Data about app and page elements
┏━━

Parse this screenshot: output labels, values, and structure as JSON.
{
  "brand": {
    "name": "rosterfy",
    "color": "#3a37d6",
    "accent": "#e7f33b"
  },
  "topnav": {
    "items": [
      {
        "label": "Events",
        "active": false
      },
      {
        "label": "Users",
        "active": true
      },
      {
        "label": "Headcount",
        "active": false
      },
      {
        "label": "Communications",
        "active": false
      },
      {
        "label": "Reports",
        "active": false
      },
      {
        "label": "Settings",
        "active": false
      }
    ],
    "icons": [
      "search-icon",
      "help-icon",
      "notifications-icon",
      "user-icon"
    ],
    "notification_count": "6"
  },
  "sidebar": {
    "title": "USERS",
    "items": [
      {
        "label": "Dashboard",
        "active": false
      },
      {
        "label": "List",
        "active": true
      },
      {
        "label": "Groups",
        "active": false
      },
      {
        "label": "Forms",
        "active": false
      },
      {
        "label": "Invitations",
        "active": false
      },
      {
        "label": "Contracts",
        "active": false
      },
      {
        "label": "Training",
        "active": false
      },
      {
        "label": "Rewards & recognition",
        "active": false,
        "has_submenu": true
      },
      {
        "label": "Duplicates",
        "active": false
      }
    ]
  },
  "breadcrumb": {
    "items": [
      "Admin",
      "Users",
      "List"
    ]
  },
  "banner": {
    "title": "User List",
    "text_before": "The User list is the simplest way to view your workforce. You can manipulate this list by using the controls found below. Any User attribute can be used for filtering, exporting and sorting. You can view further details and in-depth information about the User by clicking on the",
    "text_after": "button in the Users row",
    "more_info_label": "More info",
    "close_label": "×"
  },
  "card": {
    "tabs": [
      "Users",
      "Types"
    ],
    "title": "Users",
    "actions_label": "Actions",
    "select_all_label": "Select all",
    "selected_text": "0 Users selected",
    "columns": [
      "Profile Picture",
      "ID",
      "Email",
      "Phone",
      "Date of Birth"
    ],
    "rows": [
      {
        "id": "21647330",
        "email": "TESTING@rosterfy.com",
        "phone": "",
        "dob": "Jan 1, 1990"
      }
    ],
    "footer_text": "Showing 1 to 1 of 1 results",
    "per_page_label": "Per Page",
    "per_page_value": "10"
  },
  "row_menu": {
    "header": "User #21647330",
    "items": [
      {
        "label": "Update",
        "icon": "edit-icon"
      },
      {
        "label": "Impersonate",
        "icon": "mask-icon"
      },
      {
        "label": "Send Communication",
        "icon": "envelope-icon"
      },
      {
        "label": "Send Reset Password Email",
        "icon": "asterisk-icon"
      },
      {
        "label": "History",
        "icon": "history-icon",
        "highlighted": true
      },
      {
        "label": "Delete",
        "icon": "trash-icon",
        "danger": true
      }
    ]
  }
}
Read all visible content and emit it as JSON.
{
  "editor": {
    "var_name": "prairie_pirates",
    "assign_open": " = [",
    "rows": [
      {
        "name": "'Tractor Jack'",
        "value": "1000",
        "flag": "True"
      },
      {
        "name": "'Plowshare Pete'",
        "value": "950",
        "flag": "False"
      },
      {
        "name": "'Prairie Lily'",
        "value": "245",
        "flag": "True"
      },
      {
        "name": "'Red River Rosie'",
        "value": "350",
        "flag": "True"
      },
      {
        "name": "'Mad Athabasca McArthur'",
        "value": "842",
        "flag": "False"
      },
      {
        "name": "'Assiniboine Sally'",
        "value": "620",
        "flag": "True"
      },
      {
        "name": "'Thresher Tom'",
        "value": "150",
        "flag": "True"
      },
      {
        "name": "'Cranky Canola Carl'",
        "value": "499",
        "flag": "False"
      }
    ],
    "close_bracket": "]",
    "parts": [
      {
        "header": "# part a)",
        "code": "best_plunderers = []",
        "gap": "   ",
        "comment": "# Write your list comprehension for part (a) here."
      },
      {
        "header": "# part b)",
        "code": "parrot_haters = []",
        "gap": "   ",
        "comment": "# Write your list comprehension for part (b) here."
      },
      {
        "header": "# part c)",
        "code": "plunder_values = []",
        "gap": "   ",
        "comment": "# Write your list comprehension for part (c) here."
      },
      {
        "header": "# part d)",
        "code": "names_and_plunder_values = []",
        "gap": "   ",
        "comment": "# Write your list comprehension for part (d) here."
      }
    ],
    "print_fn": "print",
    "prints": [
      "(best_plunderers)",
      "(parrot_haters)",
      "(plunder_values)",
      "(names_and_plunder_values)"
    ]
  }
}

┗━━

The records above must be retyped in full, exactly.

PROBLEM SOLUTION
Parse this screenshot: output labels, values, and structure as JSON.
{
  "brand": {
    "name": "rosterfy",
    "color": "#3a37d6",
    "accent": "#e7f33b"
  },
  "topnav": {
    "items": [
      {
        "label": "Events",
        "active": false
      },
      {
        "label": "Users",
        "active": true
      },
      {
        "label": "Headcount",
        "active": false
      },
      {
        "label": "Communications",
        "active": false
      },
      {
        "label": "Reports",
        "active": false
      },
      {
        "label": "Settings",
        "active": false
      }
    ],
    "icons": [
      "search-icon",
      "help-icon",
      "notifications-icon",
      "user-icon"
    ],
    "notification_count": "6"
  },
  "sidebar": {
    "title": "USERS",
    "items": [
      {
        "label": "Dashboard",
        "active": false
      },
      {
        "label": "List",
        "active": true
      },
      {
        "label": "Groups",
        "active": false
      },
      {
        "label": "Forms",
        "active": false
      },
      {
        "label": "Invitations",
        "active": false
      },
      {
        "label": "Contracts",
        "active": false
      },
      {
        "label": "Training",
        "active": false
      },
      {
        "label": "Rewards & recognition",
        "active": false,
        "has_submenu": true
      },
      {
        "label": "Duplicates",
        "active": false
      }
    ]
  },
  "breadcrumb": {
    "items": [
      "Admin",
      "Users",
      "List"
    ]
  },
  "banner": {
    "title": "User List",
    "text_before": "The User list is the simplest way to view your workforce. You can manipulate this list by using the controls found below. Any User attribute can be used for filtering, exporting and sorting. You can view further details and in-depth information about the User by clicking on the",
    "text_after": "button in the Users row",
    "more_info_label": "More info",
    "close_label": "×"
  },
  "card": {
    "tabs": [
      "Users",
      "Types"
    ],
    "title": "Users",
    "actions_label": "Actions",
    "select_all_label": "Select all",
    "selected_text": "0 Users selected",
    "columns": [
      "Profile Picture",
      "ID",
      "Email",
      "Phone",
      "Date of Birth"
    ],
    "rows": [
      {
        "id": "21647330",
        "email": "TESTING@rosterfy.com",
        "phone": "",
        "dob": "Jan 1, 1990"
      }
    ],
    "footer_text": "Showing 1 to 1 of 1 results",
    "per_page_label": "Per Page",
    "per_page_value": "10"
  },
  "row_menu": {
    "header": "User #21647330",
    "items": [
      {
        "label": "Update",
        "icon": "edit-icon"
      },
      {
        "label": "Impersonate",
        "icon": "mask-icon"
      },
      {
        "label": "Send Communication",
        "icon": "envelope-icon"
      },
      {
        "label": "Send Reset Password Email",
        "icon": "asterisk-icon"
      },
      {
        "label": "History",
        "icon": "history-icon",
        "highlighted": true
      },
      {
        "label": "Delete",
        "icon": "trash-icon",
        "danger": true
      }
    ]
  }
}
Read all visible content and emit it as JSON.
{
  "editor": {
    "var_name": "prairie_pirates",
    "assign_open": " = [",
    "rows": [
      {
        "name": "'Tractor Jack'",
        "value": "1000",
        "flag": "True"
      },
      {
        "name": "'Plowshare Pete'",
        "value": "950",
        "flag": "False"
      },
      {
        "name": "'Prairie Lily'",
        "value": "245",
        "flag": "True"
      },
      {
        "name": "'Red River Rosie'",
        "value": "350",
        "flag": "True"
      },
      {
        "name": "'Mad Athabasca McArthur'",
        "value": "842",
        "flag": "False"
      },
      {
        "name": "'Assiniboine Sally'",
        "value": "620",
        "flag": "True"
      },
      {
        "name": "'Thresher Tom'",
        "value": "150",
        "flag": "True"
      },
      {
        "name": "'Cranky Canola Carl'",
        "value": "499",
        "flag": "False"
      }
    ],
    "close_bracket": "]",
    "parts": [
      {
        "header": "# part a)",
        "code": "best_plunderers = []",
        "gap": "   ",
        "comment": "# Write your list comprehension for part (a) here."
      },
      {
        "header": "# part b)",
        "code": "parrot_haters = []",
        "gap": "   ",
        "comment": "# Write your list comprehension for part (b) here."
      },
      {
        "header": "# part c)",
        "code": "plunder_values = []",
        "gap": "   ",
        "comment": "# Write your list comprehension for part (c) here."
      },
      {
        "header": "# part d)",
        "code": "names_and_plunder_values = []",
        "gap": "   ",
        "comment": "# Write your list comprehension for part (d) here."
      }
    ],
    "print_fn": "print",
    "prints": [
      "(best_plunderers)",
      "(parrot_haters)",
      "(plunder_values)",
      "(names_and_plunder_values)"
    ]
  }
}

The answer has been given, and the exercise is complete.